It was April 2020. The impact from the COVID-19 pandemic was tightening its grip on communities around the world. And like millions of others, @Mary Thompson found herself out of a job, filing for unemployment. After a few years working in the tech industry, she was suddenly laid off by her employer. Despite being knocked down, she kept a positive outlook.
“I think everything happens for a reason,” she said, “so I was just trying to figure out what’s my purpose? What am I supposed to be doing? Why did everything just get taken out from underneath me?”
After three months on unemployment, Thompson started to worry. She had worked so hard to break into the technology industry once before, and she started wondering if she’d be able to break through again. Then one day, she followed the voice in her head, which lead her to Hannah House—a women’s shelter in Columbia, South Carolina.
“I was driving to the store, and I just knew that I had to go to Hannah House. So, instead of turning left off the freeway, I turned right,” Thompson said.
She didn’t go to the shelter looking for a place to stay. She went because she felt called there. She knew there was work to be done.
Hannah House specializes in long-term housing for women who have fallen through the cracks. Its program is designed to break them out of the cycle that brought them to the shelter. One of Thompson’s friends had found herself in a dark place and could have used an organization like Hannah House. So, Thompson was there to give back and to help the residents learn some computer skills that would lift them out of their current situation.
“I didn’t have a job. So, it allowed me to pour myself into something and have a purpose,” she said.

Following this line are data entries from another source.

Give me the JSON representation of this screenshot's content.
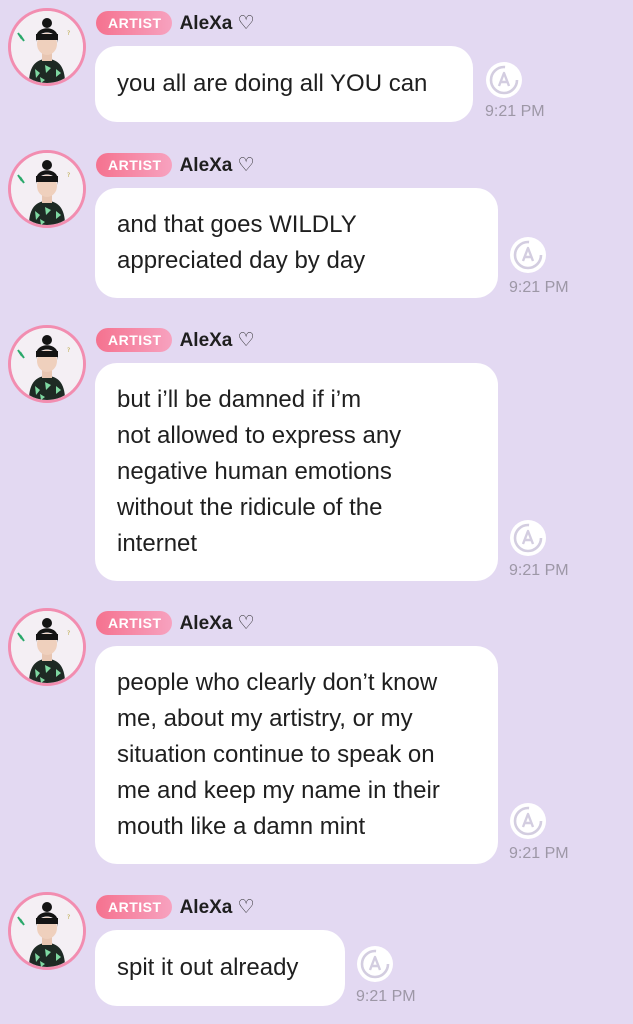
{
  "messages": [
    {
      "badge": "ARTIST",
      "username": "AleXa ♡",
      "text": "you all are doing all YOU can",
      "time": "9:21 PM",
      "react_icon": "reaction-icon"
    },
    {
      "badge": "ARTIST",
      "username": "AleXa ♡",
      "text": "and that goes WILDLY\nappreciated day by day",
      "time": "9:21 PM",
      "react_icon": "reaction-icon"
    },
    {
      "badge": "ARTIST",
      "username": "AleXa ♡",
      "text": "but i’ll be damned if i’m\nnot allowed to express any\nnegative human emotions\nwithout the ridicule of the\ninternet",
      "time": "9:21 PM",
      "react_icon": "reaction-icon"
    },
    {
      "badge": "ARTIST",
      "username": "AleXa ♡",
      "text": "people who clearly don’t know\nme, about my artistry, or my\nsituation continue to speak on\nme and keep my name in their\nmouth like a damn mint",
      "time": "9:21 PM",
      "react_icon": "reaction-icon"
    },
    {
      "badge": "ARTIST",
      "username": "AleXa ♡",
      "text": "spit it out already",
      "time": "9:21 PM",
      "react_icon": "reaction-icon"
    }
  ],
  "colors": {
    "background": "#e3d9f2",
    "badge_start": "#f5728f",
    "badge_end": "#f7a2bf",
    "avatar_ring": "#f28db0",
    "timestamp": "#9d97a6",
    "react_icon": "#d3cde0"
  }
}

Thompson lobbied the local Rotary Club for computers and worked with an internet provider to bring reliable WiFI to Hannah House. She set up a tech center for the women to learn computer skills. Thompson’s son donated his PlayStation so the children at Hannah House could play video games. The impact has been remarkable.
”With computers and WiFi, we have residents who are earning online certifications for new skills that are helping them re-enter the workforce,” said Kiwan Fitch, who manages Hannah House. “The internet connection also means the children of our residents can attend virtual school. This has been a blessing.”
Thompson’s story is the definition of empowerment—giving someone the ability and the confidence to learn, grow and do something for themselves. Empower is the fourth action in the BeCOME framework I developed for my recent TEDx Talk: BeCOME an Ally – How to achieve gender equity. The most impactful thing you can do for another human being is to empower them and help create an inclusive environment where people can be seen and heard for who they are as individuals.
Through her work with Hannah House, Thompson has empowered a community of women who were struggling to find their purpose. They couldn’t see the possibilities that were out there. Thompson has opened their eyes and opened doors to a brighter future. And in creating access for others, Thompson has found her own purpose—thanks to an IT company with a mission of helping others.
During her work with the shelter, Thompson connected with a company called @Bam Boom Cloud—a woman-led IT organization specializing in Microsoft Global Dynamics 365 Business Central. When they learned about Thomson’s work, they provided resources for a technology bootcamp so the women at Hannah House had an opportunity to learn more digital skills. And they paid for a year of Wi-Fi access for the shelter. And the icing on the cake came when they offered Thompson a job.
“We didn’t even have the budget for Mary at the time,” said Bam Boom Cloud CEO @Vicky Critchley. “But within five minutes, I knew that she was right for us and we were right for her.”
Critchley says empowerment is part of the culture at Bam Boom Cloud. They believe technology shouldn’t be a burden for small and midsize businesses. It should be an enabler. Bam Boom Cloud focuses on removing the barriers and empowering their customers.
“There’s a purpose to the business. It’s not just about making profits. It’s about democratizing the technology, being more inclusive, and using the technology to help one another,” said Critchley.
It’s not hard to recognize the synchronicity between Mary Thompson and Bam Boom Cloud. Thompson leveraged her voice and her passion to empower the women at Hannah House with new technical skills. Bam Boom Cloud empowered Mary by supporting her efforts. And together, they’re using their influence and commitment to empower women and business owners with digital skilling and technological access.
That’s the kind of commitment that’s required for real change. It’s an example of the BeCOME framework in action and a reminder that through technology democratization, purpose-driven leadership and allyship, we can become agents of change and close the gender equity gap in the technology industry.
With these four actions, we can build healthier workplace cultures. We can attract new employees, customers, and investors. We can increase opportunities for all women and build a new generation of leaders that understand the value of equity.
We can do it. But it will take intentional action from all of us. I hope you’ll join me on this journey.
Click on the words above to read the other articles and join the movement to BeCOME an #AgentOfChange.
Click here to learn more about Microsoft partner Bam Boom Cloud.